Image: Persian Envoys before the King of Ethiopia. Franciszek Smuglewicz. Lithuanian Art Museum. Lithuania. Public Domain

Museums, libraries and archives are essential non-formal education spaces that have been working for years in close collaboration with schools and universities. They are providers of endless primary sources that help us all to fight against disinformation and promote equality and diverse cultural representation.

The current health crisis is jeopardising physical access to these educational spaces. Now, with  a second lockdown in many European countries, cultural heritage institutions (CHIs) have been required to close their doors again. This has limited their interaction with schools and children to the digital environment, which is a space where some educators of these institutions do not feel extremely comfortable.

A survey run by Europeana, in collaboration with NEMO, shows that around 70% of museum educators have never received training to digitally develop their activities and thus do not use their digital collections. After several conversations, observations and research (Dutch programme and EuroClio case study), it seems clear that cultural heritage institutions are not maximising their digital offer in education and connecting properly with schools.


Image: Untitled [school girls in a line] from the series On a Good Day, Al Vandenberg, Victoria and Albert Museum, United Kingdom, CC BY-SA

Europeana is exploring how to help professionals in the sector to strengthen their virtual interactions with schools and students. One solution is to design hybrid spaces. Besides the Europeana Classroom, a new online room with 400+ learning scenarios and many other resources, Europeana is researching the potential of Historiana as an interactive tool, as well as reinforcing the collaboration between teachers and non-formal educators through educational challenges like the recently launched #reinventingBeethoven, based on the life and work of the musical genius.


Image: Beethoven in Schönbrunn. Universität Osnabrück, Historische Bildpostkarten. Germany. CC BY-NC-SA
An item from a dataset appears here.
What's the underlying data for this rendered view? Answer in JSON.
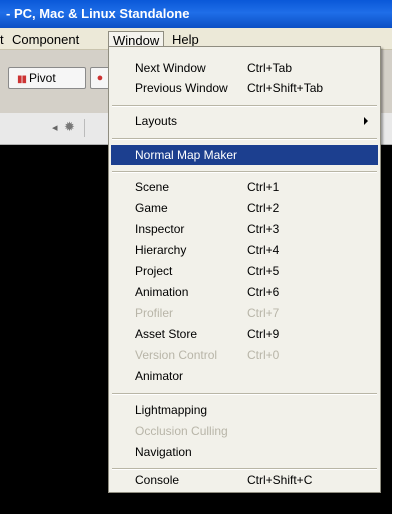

At the end of the day, digital access to cultural heritage content is paramount to supporting quality education.

Isabel Crespo is Education Specialist at the Europeana Foundation.